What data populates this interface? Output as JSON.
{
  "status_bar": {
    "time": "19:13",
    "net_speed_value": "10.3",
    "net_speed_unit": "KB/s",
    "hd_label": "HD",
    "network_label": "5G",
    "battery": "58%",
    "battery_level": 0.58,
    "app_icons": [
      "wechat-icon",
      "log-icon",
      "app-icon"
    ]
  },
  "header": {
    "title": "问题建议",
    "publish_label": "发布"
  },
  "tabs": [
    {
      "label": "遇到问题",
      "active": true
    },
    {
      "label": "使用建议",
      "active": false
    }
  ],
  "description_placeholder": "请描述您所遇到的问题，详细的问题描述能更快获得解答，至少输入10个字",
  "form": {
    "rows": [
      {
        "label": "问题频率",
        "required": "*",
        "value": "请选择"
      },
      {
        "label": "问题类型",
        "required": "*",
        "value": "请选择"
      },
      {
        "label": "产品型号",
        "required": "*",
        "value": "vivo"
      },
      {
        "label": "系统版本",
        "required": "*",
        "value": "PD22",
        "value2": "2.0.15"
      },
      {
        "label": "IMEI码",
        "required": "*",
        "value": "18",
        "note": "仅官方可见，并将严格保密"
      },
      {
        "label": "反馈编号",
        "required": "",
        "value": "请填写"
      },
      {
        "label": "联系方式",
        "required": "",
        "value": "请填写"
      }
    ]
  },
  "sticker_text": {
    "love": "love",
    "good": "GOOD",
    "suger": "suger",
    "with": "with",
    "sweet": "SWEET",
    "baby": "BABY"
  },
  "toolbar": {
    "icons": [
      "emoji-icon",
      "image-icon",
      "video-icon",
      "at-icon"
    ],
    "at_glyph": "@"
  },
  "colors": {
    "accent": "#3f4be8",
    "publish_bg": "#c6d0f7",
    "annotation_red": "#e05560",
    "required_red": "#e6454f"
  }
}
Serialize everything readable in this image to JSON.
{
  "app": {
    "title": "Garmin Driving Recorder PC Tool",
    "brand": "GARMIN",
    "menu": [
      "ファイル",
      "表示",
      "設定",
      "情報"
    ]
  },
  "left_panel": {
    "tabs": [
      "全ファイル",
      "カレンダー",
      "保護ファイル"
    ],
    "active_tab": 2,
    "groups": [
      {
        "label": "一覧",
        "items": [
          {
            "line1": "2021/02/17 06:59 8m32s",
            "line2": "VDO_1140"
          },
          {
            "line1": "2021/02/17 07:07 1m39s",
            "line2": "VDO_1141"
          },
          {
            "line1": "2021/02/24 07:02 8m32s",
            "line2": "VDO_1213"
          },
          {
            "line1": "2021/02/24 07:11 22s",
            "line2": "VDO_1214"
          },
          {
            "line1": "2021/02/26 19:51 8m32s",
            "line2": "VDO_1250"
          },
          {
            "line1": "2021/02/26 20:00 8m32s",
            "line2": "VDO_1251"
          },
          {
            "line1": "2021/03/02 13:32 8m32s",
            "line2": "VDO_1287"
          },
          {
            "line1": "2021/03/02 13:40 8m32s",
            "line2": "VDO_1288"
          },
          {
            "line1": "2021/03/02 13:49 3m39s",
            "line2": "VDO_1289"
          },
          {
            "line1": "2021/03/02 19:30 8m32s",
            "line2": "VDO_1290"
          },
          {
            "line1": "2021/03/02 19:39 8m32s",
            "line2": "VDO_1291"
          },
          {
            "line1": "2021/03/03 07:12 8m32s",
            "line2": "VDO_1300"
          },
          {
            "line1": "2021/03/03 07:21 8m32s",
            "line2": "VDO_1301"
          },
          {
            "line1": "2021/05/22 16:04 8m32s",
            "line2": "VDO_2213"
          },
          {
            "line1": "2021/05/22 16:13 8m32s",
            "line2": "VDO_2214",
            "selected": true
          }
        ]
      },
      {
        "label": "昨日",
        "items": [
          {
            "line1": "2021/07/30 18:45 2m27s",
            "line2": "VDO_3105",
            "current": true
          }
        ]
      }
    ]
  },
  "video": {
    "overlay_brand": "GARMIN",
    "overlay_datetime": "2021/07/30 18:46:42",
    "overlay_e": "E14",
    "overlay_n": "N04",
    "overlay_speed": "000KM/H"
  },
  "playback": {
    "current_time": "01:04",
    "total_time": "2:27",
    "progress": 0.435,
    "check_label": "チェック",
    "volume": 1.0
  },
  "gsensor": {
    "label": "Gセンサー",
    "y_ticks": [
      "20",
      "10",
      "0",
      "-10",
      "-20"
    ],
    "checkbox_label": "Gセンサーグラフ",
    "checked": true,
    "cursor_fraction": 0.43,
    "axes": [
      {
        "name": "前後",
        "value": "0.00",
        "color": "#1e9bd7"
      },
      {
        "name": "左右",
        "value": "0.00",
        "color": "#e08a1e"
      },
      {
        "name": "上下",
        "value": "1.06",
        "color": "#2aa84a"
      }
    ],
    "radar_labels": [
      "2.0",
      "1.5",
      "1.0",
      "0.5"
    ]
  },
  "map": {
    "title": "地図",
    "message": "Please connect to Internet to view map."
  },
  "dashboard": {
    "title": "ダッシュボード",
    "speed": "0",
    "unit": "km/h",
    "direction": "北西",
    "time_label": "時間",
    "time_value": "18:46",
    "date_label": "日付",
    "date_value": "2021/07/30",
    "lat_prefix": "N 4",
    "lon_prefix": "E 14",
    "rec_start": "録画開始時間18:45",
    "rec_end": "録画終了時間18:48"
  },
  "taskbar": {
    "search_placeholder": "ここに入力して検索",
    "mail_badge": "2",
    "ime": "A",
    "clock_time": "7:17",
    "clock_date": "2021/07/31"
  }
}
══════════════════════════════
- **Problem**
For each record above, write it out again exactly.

- **Answer to this problem**
What data populates this interface? Output as JSON.
{
  "status_bar": {
    "time": "19:13",
    "net_speed_value": "10.3",
    "net_speed_unit": "KB/s",
    "hd_label": "HD",
    "network_label": "5G",
    "battery": "58%",
    "battery_level": 0.58,
    "app_icons": [
      "wechat-icon",
      "log-icon",
      "app-icon"
    ]
  },
  "header": {
    "title": "问题建议",
    "publish_label": "发布"
  },
  "tabs": [
    {
      "label": "遇到问题",
      "active": true
    },
    {
      "label": "使用建议",
      "active": false
    }
  ],
  "description_placeholder": "请描述您所遇到的问题，详细的问题描述能更快获得解答，至少输入10个字",
  "form": {
    "rows": [
      {
        "label": "问题频率",
        "required": "*",
        "value": "请选择"
      },
      {
        "label": "问题类型",
        "required": "*",
        "value": "请选择"
      },
      {
        "label": "产品型号",
        "required": "*",
        "value": "vivo"
      },
      {
        "label": "系统版本",
        "required": "*",
        "value": "PD22",
        "value2": "2.0.15"
      },
      {
        "label": "IMEI码",
        "required": "*",
        "value": "18",
        "note": "仅官方可见，并将严格保密"
      },
      {
        "label": "反馈编号",
        "required": "",
        "value": "请填写"
      },
      {
        "label": "联系方式",
        "required": "",
        "value": "请填写"
      }
    ]
  },
  "sticker_text": {
    "love": "love",
    "good": "GOOD",
    "suger": "suger",
    "with": "with",
    "sweet": "SWEET",
    "baby": "BABY"
  },
  "toolbar": {
    "icons": [
      "emoji-icon",
      "image-icon",
      "video-icon",
      "at-icon"
    ],
    "at_glyph": "@"
  },
  "colors": {
    "accent": "#3f4be8",
    "publish_bg": "#c6d0f7",
    "annotation_red": "#e05560",
    "required_red": "#e6454f"
  }
}
Serialize everything readable in this image to JSON.
{
  "app": {
    "title": "Garmin Driving Recorder PC Tool",
    "brand": "GARMIN",
    "menu": [
      "ファイル",
      "表示",
      "設定",
      "情報"
    ]
  },
  "left_panel": {
    "tabs": [
      "全ファイル",
      "カレンダー",
      "保護ファイル"
    ],
    "active_tab": 2,
    "groups": [
      {
        "label": "一覧",
        "items": [
          {
            "line1": "2021/02/17 06:59 8m32s",
            "line2": "VDO_1140"
          },
          {
            "line1": "2021/02/17 07:07 1m39s",
            "line2": "VDO_1141"
          },
          {
            "line1": "2021/02/24 07:02 8m32s",
            "line2": "VDO_1213"
          },
          {
            "line1": "2021/02/24 07:11 22s",
            "line2": "VDO_1214"
          },
          {
            "line1": "2021/02/26 19:51 8m32s",
            "line2": "VDO_1250"
          },
          {
            "line1": "2021/02/26 20:00 8m32s",
            "line2": "VDO_1251"
          },
          {
            "line1": "2021/03/02 13:32 8m32s",
            "line2": "VDO_1287"
          },
          {
            "line1": "2021/03/02 13:40 8m32s",
            "line2": "VDO_1288"
          },
          {
            "line1": "2021/03/02 13:49 3m39s",
            "line2": "VDO_1289"
          },
          {
            "line1": "2021/03/02 19:30 8m32s",
            "line2": "VDO_1290"
          },
          {
            "line1": "2021/03/02 19:39 8m32s",
            "line2": "VDO_1291"
          },
          {
            "line1": "2021/03/03 07:12 8m32s",
            "line2": "VDO_1300"
          },
          {
            "line1": "2021/03/03 07:21 8m32s",
            "line2": "VDO_1301"
          },
          {
            "line1": "2021/05/22 16:04 8m32s",
            "line2": "VDO_2213"
          },
          {
            "line1": "2021/05/22 16:13 8m32s",
            "line2": "VDO_2214",
            "selected": true
          }
        ]
      },
      {
        "label": "昨日",
        "items": [
          {
            "line1": "2021/07/30 18:45 2m27s",
            "line2": "VDO_3105",
            "current": true
          }
        ]
      }
    ]
  },
  "video": {
    "overlay_brand": "GARMIN",
    "overlay_datetime": "2021/07/30 18:46:42",
    "overlay_e": "E14",
    "overlay_n": "N04",
    "overlay_speed": "000KM/H"
  },
  "playback": {
    "current_time": "01:04",
    "total_time": "2:27",
    "progress": 0.435,
    "check_label": "チェック",
    "volume": 1.0
  },
  "gsensor": {
    "label": "Gセンサー",
    "y_ticks": [
      "20",
      "10",
      "0",
      "-10",
      "-20"
    ],
    "checkbox_label": "Gセンサーグラフ",
    "checked": true,
    "cursor_fraction": 0.43,
    "axes": [
      {
        "name": "前後",
        "value": "0.00",
        "color": "#1e9bd7"
      },
      {
        "name": "左右",
        "value": "0.00",
        "color": "#e08a1e"
      },
      {
        "name": "上下",
        "value": "1.06",
        "color": "#2aa84a"
      }
    ],
    "radar_labels": [
      "2.0",
      "1.5",
      "1.0",
      "0.5"
    ]
  },
  "map": {
    "title": "地図",
    "message": "Please connect to Internet to view map."
  },
  "dashboard": {
    "title": "ダッシュボード",
    "speed": "0",
    "unit": "km/h",
    "direction": "北西",
    "time_label": "時間",
    "time_value": "18:46",
    "date_label": "日付",
    "date_value": "2021/07/30",
    "lat_prefix": "N 4",
    "lon_prefix": "E 14",
    "rec_start": "録画開始時間18:45",
    "rec_end": "録画終了時間18:48"
  },
  "taskbar": {
    "search_placeholder": "ここに入力して検索",
    "mail_badge": "2",
    "ime": "A",
    "clock_time": "7:17",
    "clock_date": "2021/07/31"
  }
}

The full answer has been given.